Quantcast
Residents still getting tickets in ‘School zone’ — though school’s been out since 2006 • Brooklyn Paper

Residents still getting tickets in ‘School zone’ — though school’s been out since 2006

Helen Mena, who lives across the street from St. Anthony of Padua School in Greenpoint, holds up two traffic tickets she got for parking near the school, which has been closed for five years, yet still has “No parking-school zone” signs up.
Photo by Dan MacLeod

Call it a mixed blessing.

The shuttered St. Anthony of Padua school on Leonard Street — whose “No parking–school zone” signs are still in effect and snaring drivers even though the school has been closed for five years — will re-open this year, meaning that soon the parking tickets will at least be legit.

The news comes after neighbors complained to the Department of Transportation about getting $60 tickets in St. Anthony’s “school zone,” which prohibits parking between 7 am and 4 pm on “school days” — even though the “school” last saw a “day” in 2006, when the Brooklyn Diocese shut it down.

The city said it was considering removing the signs only to learn that St. Anthony of Padua church was planning to reopen the school this year.

Helen Mena says she’ll believe that when she sees it.

“That’s what they’ve been saying for six years,” said Mena, who lives across the street from the school and has $150 in outstanding tickets for parking in the school zone. “I think the church should just take down the signs — the school is closed.”

Rev. Robert Czok said that the church is “looking to have a new resident in the building,” which is near Greenpoint Avenue, but it is “nowhere near contract stage” yet.
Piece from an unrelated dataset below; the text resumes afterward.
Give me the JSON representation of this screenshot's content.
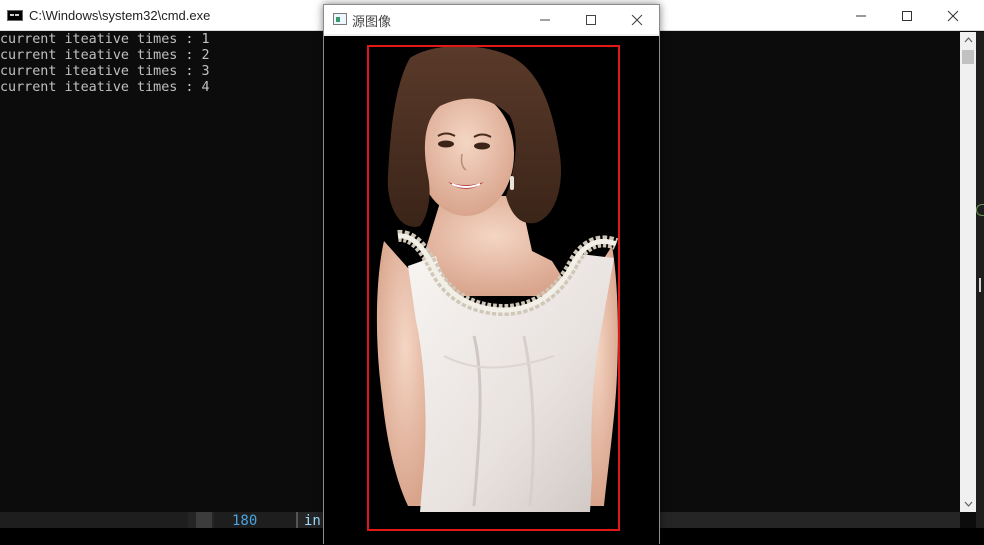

Czok said he hopes that the school would reopen this fall to serve its original mission as a preschool for handicapped children.

Mena said that even if the school reopens, its “No parking” zone is too big.
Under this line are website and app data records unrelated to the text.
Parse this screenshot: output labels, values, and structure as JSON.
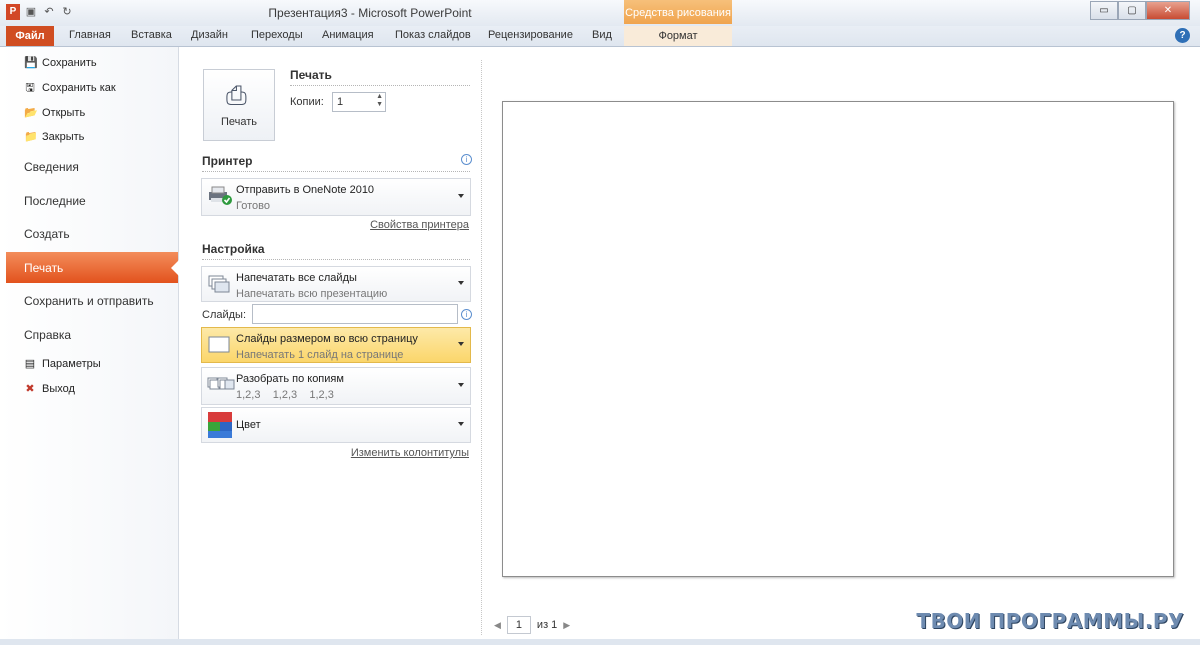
{
  "window": {
    "title": "Презентация3  -  Microsoft PowerPoint",
    "context_title": "Средства рисования",
    "controls": {
      "minimize": "▭",
      "maximize": "▢",
      "close": "✕"
    }
  },
  "qat": {
    "app_icon": "P",
    "save_icon": "▣",
    "undo_icon": "↶",
    "redo_icon": "↻"
  },
  "ribbon": {
    "file_tab": "Файл",
    "tabs": [
      "Главная",
      "Вставка",
      "Дизайн",
      "Переходы",
      "Анимация",
      "Показ слайдов",
      "Рецензирование",
      "Вид"
    ],
    "context_tab": "Формат",
    "help": "?",
    "minimize": "⌂"
  },
  "nav": {
    "small_items": [
      {
        "label": "Сохранить",
        "icon": "💾"
      },
      {
        "label": "Сохранить как",
        "icon": "🖫"
      },
      {
        "label": "Открыть",
        "icon": "📂"
      },
      {
        "label": "Закрыть",
        "icon": "📁"
      }
    ],
    "big_items": [
      "Сведения",
      "Последние",
      "Создать",
      "Печать",
      "Сохранить и отправить",
      "Справка"
    ],
    "bottom_items": [
      {
        "label": "Параметры",
        "icon": "▤"
      },
      {
        "label": "Выход",
        "icon": "✖"
      }
    ]
  },
  "print": {
    "section_title": "Печать",
    "button_label": "Печать",
    "copies_label": "Копии:",
    "copies_value": "1"
  },
  "printer": {
    "section_title": "Принтер",
    "name": "Отправить в OneNote 2010",
    "status": "Готово",
    "properties_link": "Свойства принтера"
  },
  "settings": {
    "section_title": "Настройка",
    "slides_range": {
      "title": "Напечатать все слайды",
      "subtitle": "Напечатать всю презентацию"
    },
    "slides_label": "Слайды:",
    "slides_value": "",
    "layout": {
      "title": "Слайды размером во всю страницу",
      "subtitle": "Напечатать 1 слайд на странице"
    },
    "collate": {
      "title": "Разобрать по копиям",
      "subtitle": "1,2,3    1,2,3    1,2,3"
    },
    "color": {
      "title": "Цвет"
    },
    "header_footer_link": "Изменить колонтитулы"
  },
  "preview": {
    "page_value": "1",
    "of_label": "из 1"
  },
  "watermark": "ТВОИ ПРОГРАММЫ.РУ"
}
“They don’t need the whole side of the street from 7 am to 4 pm,” she said, adding that if buses need to drop students off, they should briefly double-park.
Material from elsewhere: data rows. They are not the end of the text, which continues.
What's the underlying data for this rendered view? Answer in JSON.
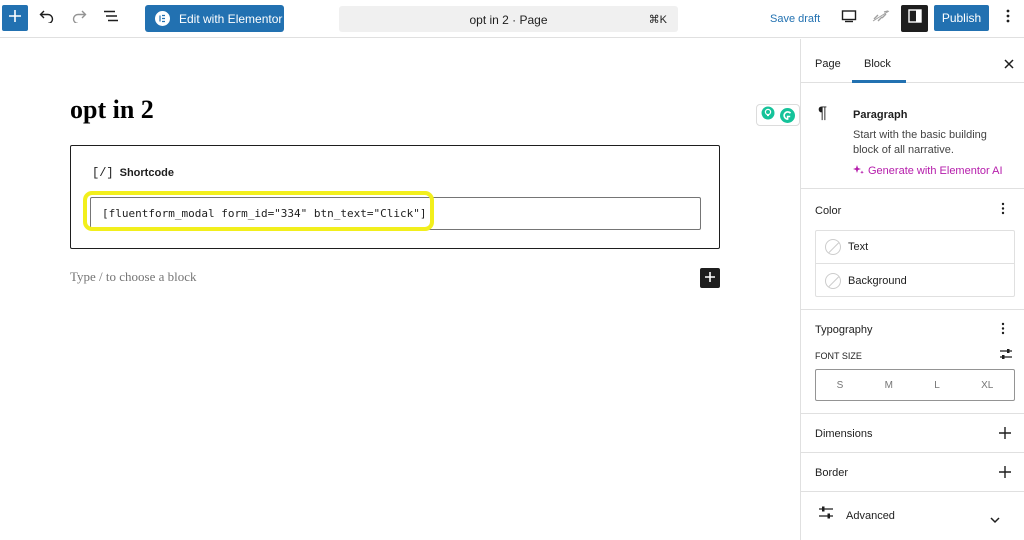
{
  "toolbar": {
    "add_block_icon": "plus-icon",
    "undo_icon": "undo-icon",
    "redo_icon": "redo-icon",
    "document_overview_icon": "list-view-icon",
    "elementor_label": "Edit with Elementor",
    "elementor_logo_letter": "E",
    "command_title": "opt in 2 · Page",
    "command_shortcut": "⌘K",
    "save_draft_label": "Save draft",
    "preview_icon": "desktop-icon",
    "view_icon": "view-link-icon",
    "settings_icon": "sidebar-toggle-icon",
    "publish_label": "Publish",
    "options_icon": "more-vertical-icon",
    "accent_color": "#2271b1"
  },
  "editor": {
    "page_title": "opt in 2",
    "shortcode_block": {
      "icon_glyph": "[/]",
      "label": "Shortcode",
      "value": "[fluentform_modal form_id=\"334\" btn_text=\"Click\"]",
      "highlight_color": "#f2ef1c"
    },
    "placeholder": "Type / to choose a block",
    "grammarly_icon": "grammarly-icon"
  },
  "sidebar": {
    "tabs": [
      "Page",
      "Block"
    ],
    "active_tab": "Block",
    "close_icon": "close-icon",
    "block_card": {
      "icon_glyph": "¶",
      "name": "Paragraph",
      "description": "Start with the basic building block of all narrative.",
      "ai_link": "Generate with Elementor AI",
      "ai_color": "#b51cab"
    },
    "color": {
      "title": "Color",
      "items": [
        "Text",
        "Background"
      ]
    },
    "typography": {
      "title": "Typography",
      "font_size_label": "FONT SIZE",
      "sizes": [
        "S",
        "M",
        "L",
        "XL"
      ]
    },
    "dimensions": {
      "title": "Dimensions"
    },
    "border": {
      "title": "Border"
    },
    "advanced": {
      "title": "Advanced"
    }
  }
}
“It’s just really annoying,” added Sean Daugherty, a Leonard Street resident. “That’s where all the spots are open.”

Daugherty goes to work at 8 am at a print shop around the corner, but often has to wake up earlier to move his car. “It’s frustrating to have to get up at seven to move it,” he said.

Ludwik Kamoinka, who lives around the corner, is also frustrated.

“It doesn’t make any sense,” he said. “It looks like they just care about the tickets.”

More from Around New York